The Beatles may have been the greatest band ever, but their breakup is still a topic up to much debate. Many fans blame Yoko, and her influence on John Lennon, for the band's dissolution. In a 1987 Rolling Stone's interview, Yoko blamed Paul McCartney for the bands breakup, but chances are there will never be another Yoko, thanks to the Internet.
The popular opinion about the Beatles breakup has long casts most of the blame on Yoko. When Yoko appeared on the scene, the band was already going through a rough period, including infighting, and their every move was closely scrutinized by legions of fans.
The Library of Congress has released several interviews from the Rolling Stone archive, including the 1987 interview. The most obvious, and interesting, topic was the Beatles and their breakup.
Yoko's name became synonymous with an influence that hurt the band's camaraderie, leading to its eventual split. Yoko also has forged her own path as an artist, working with Lennon and as a solo artist, while never straying far from her aspirations. Even 20 years later, and seven years after the death of Lennon, Yoko sounded very even-handed in her assessment of the Beatles.
She described Lennon's reaction to the breakup of the band as a “divorce.”
It was as if “a big weight was off him,” she noted, although Lennon was proud of the band's accomplishments and valued all of the members of the band and regarded them highly.
Yoko has denied any role in their parting ways. “I didn't break up the Beatles. The Beatles were getting very independent. Each one of them [was] getting independent. John, in fact, was not the first who wanted to leave the Beatles. Ringo, one night with Maureen, [Starkey Tigrett], and he came to John and me and said he wanted to leave, and also, George was the next, and then John. Paul was the only one who was trying to hold the Beatles together. But the other three thought Paul would hold the Beatles together as his band. They were getting to be like Paul’s band, which they didn’t like. There was an incredible period of unpleasantness for John.”
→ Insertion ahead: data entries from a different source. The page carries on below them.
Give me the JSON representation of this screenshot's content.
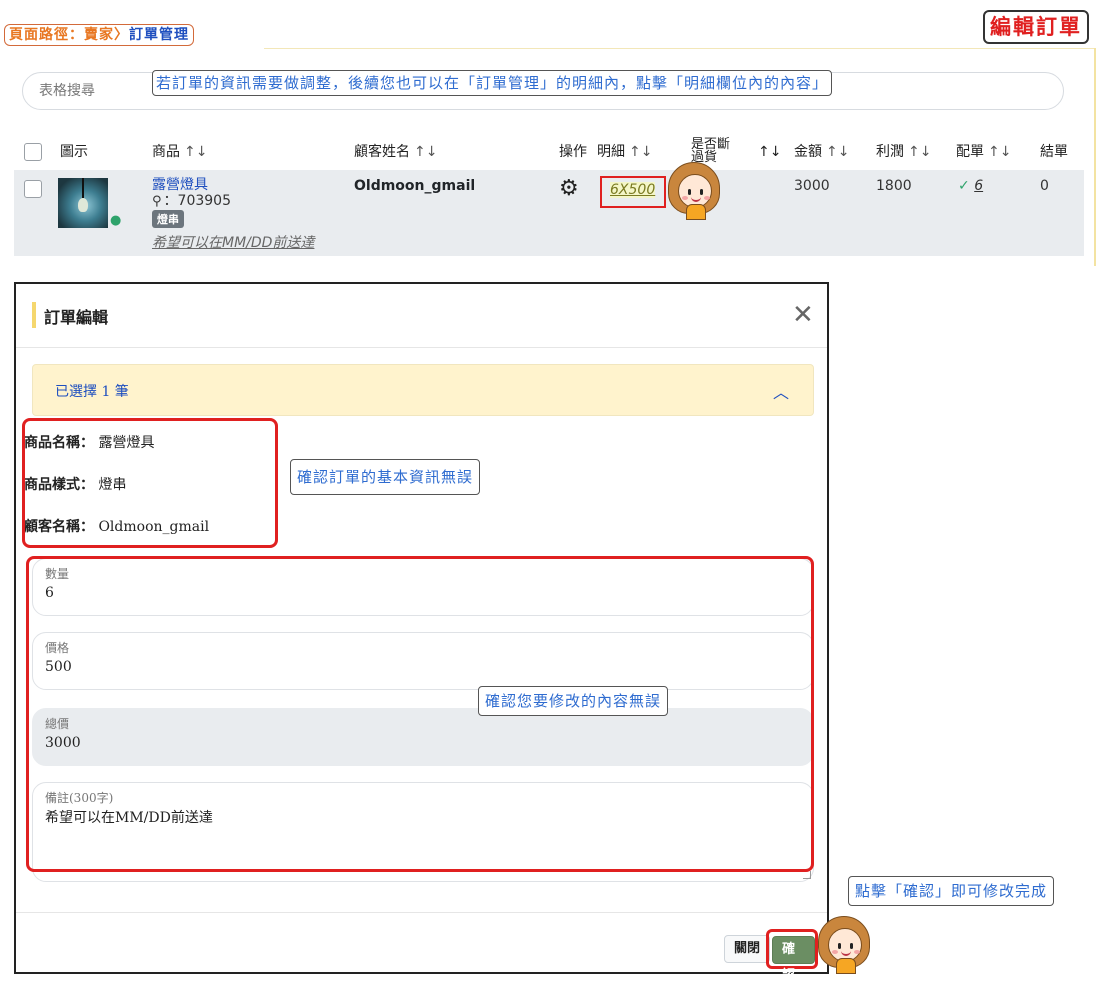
{
  "breadcrumb": {
    "prefix": "頁面路徑：賣家",
    "separator": "〉",
    "current": "訂單管理"
  },
  "page_tag": "編輯訂單",
  "table": {
    "search_placeholder": "表格搜尋",
    "callout": "若訂單的資訊需要做調整，後續您也可以在「訂單管理」的明細內，點擊「明細欄位內的內容」",
    "sort_icon": "↑↓",
    "columns": {
      "image": "圖示",
      "product": "商品",
      "customer": "顧客姓名",
      "action": "操作",
      "detail": "明細",
      "out_of_stock_l1": "是否斷",
      "out_of_stock_l2": "過貨",
      "amount": "金額",
      "profit": "利潤",
      "allocation": "配單",
      "settled": "結單"
    },
    "row": {
      "product_name": "露營燈具",
      "sku_icon": "⚲",
      "sku": "：703905",
      "variant": "燈串",
      "note": "希望可以在MM/DD前送達",
      "customer": "Oldmoon_gmail",
      "action_icon": "gear-icon",
      "detail": "6X500",
      "amount": "3000",
      "profit": "1800",
      "allocation_check": "✓",
      "allocation": "6",
      "settled": "0"
    }
  },
  "modal": {
    "title": "訂單編輯",
    "close_glyph": "✕",
    "accordion": {
      "title": "已選擇 1 筆",
      "chevron": "︿"
    },
    "info": {
      "product_name_label": "商品名稱：",
      "product_name": "露營燈具",
      "product_style_label": "商品樣式：",
      "product_style": "燈串",
      "customer_label": "顧客名稱：",
      "customer": "Oldmoon_gmail"
    },
    "callout_info": "確認訂單的基本資訊無誤",
    "fields": {
      "quantity_label": "數量",
      "quantity": "6",
      "price_label": "價格",
      "price": "500",
      "total_label": "總價",
      "total": "3000",
      "note_label": "備註(300字)",
      "note": "希望可以在MM/DD前送達"
    },
    "callout_edit": "確認您要修改的內容無誤",
    "buttons": {
      "close": "關閉",
      "confirm": "確認"
    }
  },
  "callout_confirm": "點擊「確認」即可修改完成",
  "colors": {
    "accent_red": "#e02020",
    "link_blue": "#1f4fbf",
    "confirm_green": "#6b8e63",
    "highlight_yellow": "#fff3cd"
  }
}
Without the Internet, there would probably not be a way to know about the problems in the band, and between its two main collaborators, McCartney and Lennon. Until recently, the Beatles inner workings were unavailable for daily, or hourly, consumption; their breakup surprised, and even hurt, adoring fans.
By the time Yoko coupled with Lennon, the end already palpably near for the Beatles. They had stopped touring, and the “White Album's” production was plagued with problems. While that much has been common public knowledge -- now, at least in part due to the massive volumes of texts dedicated to the Beatles -- fans are no longer totally in the dark about their favorite band.
Fanzines or any newsletters had to deal with deadlines, mailing schedules and other time-sensitive issues, that by the time news about the band, any band, reached fans, there were already often new developments. The Internet, with its numerous blogs, Facebook pages and Twitter accounts dedicated to various bands, each offers an aspect of a group that can be scrutinized by the minute. For instance, any aspect of One Direction, the Wanted or Justin Beiber's status can be discovered with just one simple click. Meanwhile, gossip and rumors have become increasingly common with the advent of the Internet. Take Lindsay Lohan. Her involvement with the Wanted or Taylor Swift's involvement with One Direction were reported and analyzed, almost instantly.
Twitter has also another home for fans of celebrities to voice their frustrations when their favorite band breaks up. With so many online outlets, a band's split can be virtually be predicted ahead of time, easing the surprise of those who follow them. Bands also can announce their “hiatus,” or a “break,” on the Internet, providing fans an official statement on the its status. Yet, with so much access, it would be hard to have another individual, or influence, that would be so synonymous with a band's breakup as Yoko is to the Beatles. With the Internet, the veil of mystery surrounding any band has been almost lifted completely.